YOUR OBJECTIVE → Write out every line below that contains "this".

[Collection entries]

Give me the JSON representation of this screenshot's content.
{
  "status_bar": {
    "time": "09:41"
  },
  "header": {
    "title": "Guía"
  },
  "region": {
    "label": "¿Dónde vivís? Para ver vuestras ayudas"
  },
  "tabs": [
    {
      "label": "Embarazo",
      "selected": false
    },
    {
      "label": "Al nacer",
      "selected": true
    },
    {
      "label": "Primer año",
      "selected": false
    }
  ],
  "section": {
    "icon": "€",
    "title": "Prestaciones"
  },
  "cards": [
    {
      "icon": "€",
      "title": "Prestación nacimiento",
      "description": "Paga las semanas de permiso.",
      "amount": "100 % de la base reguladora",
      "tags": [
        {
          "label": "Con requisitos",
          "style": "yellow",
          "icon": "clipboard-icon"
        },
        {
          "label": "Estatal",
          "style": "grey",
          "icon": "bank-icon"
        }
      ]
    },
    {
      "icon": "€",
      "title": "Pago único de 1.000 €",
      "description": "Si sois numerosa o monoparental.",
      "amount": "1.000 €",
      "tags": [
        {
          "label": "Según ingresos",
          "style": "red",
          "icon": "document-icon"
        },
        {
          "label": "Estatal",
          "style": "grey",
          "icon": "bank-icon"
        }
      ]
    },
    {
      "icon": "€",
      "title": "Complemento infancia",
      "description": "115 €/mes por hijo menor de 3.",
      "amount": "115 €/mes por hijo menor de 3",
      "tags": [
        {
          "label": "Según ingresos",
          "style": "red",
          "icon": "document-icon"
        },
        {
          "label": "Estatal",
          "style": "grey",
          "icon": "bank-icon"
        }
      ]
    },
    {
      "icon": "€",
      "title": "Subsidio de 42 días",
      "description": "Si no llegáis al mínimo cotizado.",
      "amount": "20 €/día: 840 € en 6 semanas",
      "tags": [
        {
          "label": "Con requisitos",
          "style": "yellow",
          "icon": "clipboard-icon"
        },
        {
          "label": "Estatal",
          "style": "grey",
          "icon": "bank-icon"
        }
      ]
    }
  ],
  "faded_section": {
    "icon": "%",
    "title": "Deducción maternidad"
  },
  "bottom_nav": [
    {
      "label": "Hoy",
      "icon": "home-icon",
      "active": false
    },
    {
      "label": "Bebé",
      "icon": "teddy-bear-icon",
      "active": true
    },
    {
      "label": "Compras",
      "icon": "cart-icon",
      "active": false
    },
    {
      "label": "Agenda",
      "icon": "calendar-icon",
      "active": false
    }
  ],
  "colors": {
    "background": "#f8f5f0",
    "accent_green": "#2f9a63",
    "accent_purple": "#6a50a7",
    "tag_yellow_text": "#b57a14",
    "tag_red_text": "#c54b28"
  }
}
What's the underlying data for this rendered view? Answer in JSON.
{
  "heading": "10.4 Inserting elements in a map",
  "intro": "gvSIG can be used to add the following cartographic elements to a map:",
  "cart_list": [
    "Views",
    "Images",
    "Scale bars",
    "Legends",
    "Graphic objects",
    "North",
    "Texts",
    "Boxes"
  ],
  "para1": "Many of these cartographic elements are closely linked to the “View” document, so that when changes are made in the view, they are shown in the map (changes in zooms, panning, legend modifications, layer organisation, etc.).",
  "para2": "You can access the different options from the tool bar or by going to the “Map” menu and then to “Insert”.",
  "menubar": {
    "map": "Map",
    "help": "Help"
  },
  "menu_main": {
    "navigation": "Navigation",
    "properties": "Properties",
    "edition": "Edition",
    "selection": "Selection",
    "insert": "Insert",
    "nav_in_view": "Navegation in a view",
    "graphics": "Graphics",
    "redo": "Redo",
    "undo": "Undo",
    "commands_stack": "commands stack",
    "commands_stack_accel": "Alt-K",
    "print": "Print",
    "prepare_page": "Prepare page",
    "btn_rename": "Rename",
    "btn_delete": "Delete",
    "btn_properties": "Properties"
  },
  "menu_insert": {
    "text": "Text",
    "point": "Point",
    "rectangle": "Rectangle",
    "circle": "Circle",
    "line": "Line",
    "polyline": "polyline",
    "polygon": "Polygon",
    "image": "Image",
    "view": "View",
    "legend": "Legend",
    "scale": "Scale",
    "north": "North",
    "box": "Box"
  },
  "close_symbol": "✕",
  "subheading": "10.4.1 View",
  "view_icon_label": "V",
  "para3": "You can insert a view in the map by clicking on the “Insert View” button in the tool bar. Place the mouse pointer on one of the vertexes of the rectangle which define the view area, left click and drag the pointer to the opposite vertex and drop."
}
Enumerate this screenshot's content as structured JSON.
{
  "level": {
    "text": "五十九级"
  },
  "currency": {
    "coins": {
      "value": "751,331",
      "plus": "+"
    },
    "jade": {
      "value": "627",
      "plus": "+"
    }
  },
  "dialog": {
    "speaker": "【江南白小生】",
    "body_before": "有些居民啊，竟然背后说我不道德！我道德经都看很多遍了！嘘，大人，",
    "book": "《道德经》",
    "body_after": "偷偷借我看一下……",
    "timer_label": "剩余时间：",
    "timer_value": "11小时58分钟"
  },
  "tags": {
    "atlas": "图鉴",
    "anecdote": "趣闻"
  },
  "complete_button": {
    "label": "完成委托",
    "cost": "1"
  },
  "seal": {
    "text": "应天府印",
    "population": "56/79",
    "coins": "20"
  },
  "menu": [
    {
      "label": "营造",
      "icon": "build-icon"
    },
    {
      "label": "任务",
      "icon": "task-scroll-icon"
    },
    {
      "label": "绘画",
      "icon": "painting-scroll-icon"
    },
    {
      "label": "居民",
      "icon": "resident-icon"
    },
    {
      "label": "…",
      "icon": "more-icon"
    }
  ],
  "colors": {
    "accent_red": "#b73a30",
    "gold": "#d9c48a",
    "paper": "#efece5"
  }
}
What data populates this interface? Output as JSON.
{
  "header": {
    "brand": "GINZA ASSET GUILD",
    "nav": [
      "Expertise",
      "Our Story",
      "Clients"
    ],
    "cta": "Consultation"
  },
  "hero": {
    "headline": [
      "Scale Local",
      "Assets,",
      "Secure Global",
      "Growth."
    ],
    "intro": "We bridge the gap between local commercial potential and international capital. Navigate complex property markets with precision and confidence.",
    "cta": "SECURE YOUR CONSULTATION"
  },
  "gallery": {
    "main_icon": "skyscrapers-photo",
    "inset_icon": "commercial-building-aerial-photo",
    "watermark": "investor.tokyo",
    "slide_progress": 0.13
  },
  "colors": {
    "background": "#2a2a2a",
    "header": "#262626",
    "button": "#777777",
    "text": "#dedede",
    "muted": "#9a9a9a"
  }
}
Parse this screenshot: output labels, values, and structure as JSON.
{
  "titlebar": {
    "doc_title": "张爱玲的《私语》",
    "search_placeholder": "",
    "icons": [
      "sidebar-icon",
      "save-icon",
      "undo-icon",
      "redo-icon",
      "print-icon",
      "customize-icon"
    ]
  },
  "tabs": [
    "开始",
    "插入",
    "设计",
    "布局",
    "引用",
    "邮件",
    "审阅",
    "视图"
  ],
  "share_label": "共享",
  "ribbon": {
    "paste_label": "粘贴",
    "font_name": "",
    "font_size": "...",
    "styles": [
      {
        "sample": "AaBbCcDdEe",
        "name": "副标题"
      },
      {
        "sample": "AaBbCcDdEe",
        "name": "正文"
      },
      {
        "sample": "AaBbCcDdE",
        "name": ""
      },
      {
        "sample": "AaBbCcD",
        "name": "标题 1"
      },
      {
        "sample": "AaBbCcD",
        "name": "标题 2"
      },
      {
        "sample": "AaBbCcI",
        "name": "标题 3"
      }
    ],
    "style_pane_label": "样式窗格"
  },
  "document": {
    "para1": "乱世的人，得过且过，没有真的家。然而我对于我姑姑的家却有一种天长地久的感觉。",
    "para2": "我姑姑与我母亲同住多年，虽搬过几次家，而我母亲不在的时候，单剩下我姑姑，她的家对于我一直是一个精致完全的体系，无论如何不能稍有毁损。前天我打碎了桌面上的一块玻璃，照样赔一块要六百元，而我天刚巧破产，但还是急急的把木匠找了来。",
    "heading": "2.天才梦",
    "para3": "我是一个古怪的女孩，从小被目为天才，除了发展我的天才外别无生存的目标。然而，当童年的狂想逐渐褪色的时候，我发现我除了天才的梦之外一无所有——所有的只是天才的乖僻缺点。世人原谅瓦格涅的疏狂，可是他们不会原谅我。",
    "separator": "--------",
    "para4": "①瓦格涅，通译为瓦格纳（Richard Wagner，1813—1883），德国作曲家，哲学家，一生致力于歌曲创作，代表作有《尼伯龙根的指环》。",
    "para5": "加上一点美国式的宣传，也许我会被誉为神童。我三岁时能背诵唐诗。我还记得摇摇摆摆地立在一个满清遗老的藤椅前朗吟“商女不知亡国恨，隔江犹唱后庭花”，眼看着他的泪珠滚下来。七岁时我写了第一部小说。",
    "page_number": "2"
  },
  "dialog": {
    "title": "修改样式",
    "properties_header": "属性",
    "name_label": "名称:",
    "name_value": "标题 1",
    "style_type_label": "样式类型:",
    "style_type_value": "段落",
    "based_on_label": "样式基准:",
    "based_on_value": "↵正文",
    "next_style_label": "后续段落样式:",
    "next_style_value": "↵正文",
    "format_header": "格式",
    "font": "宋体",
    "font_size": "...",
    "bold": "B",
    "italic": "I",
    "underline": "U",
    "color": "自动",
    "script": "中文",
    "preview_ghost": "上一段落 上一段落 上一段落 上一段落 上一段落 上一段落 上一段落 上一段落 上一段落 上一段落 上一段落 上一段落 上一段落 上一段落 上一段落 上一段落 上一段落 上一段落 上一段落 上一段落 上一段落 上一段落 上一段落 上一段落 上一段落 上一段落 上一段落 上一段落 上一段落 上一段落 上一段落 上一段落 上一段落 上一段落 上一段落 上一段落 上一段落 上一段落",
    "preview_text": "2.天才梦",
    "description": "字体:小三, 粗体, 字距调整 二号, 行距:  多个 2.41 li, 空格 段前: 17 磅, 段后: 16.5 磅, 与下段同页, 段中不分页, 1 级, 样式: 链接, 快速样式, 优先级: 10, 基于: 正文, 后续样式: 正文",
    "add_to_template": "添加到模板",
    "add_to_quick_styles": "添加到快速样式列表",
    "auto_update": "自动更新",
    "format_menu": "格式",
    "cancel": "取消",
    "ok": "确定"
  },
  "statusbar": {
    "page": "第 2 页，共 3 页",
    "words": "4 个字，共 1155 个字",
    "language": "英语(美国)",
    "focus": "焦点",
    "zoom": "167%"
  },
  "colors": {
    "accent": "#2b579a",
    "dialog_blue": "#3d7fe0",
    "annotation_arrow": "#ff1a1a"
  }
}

TASK RESPONSE →
Give me the JSON representation of this screenshot's content.
What's the underlying data for this rendered view? Answer in JSON.
Enumerate this screenshot's content as structured JSON.
What data populates this interface? Output as JSON.
Parse this screenshot: output labels, values, and structure as JSON.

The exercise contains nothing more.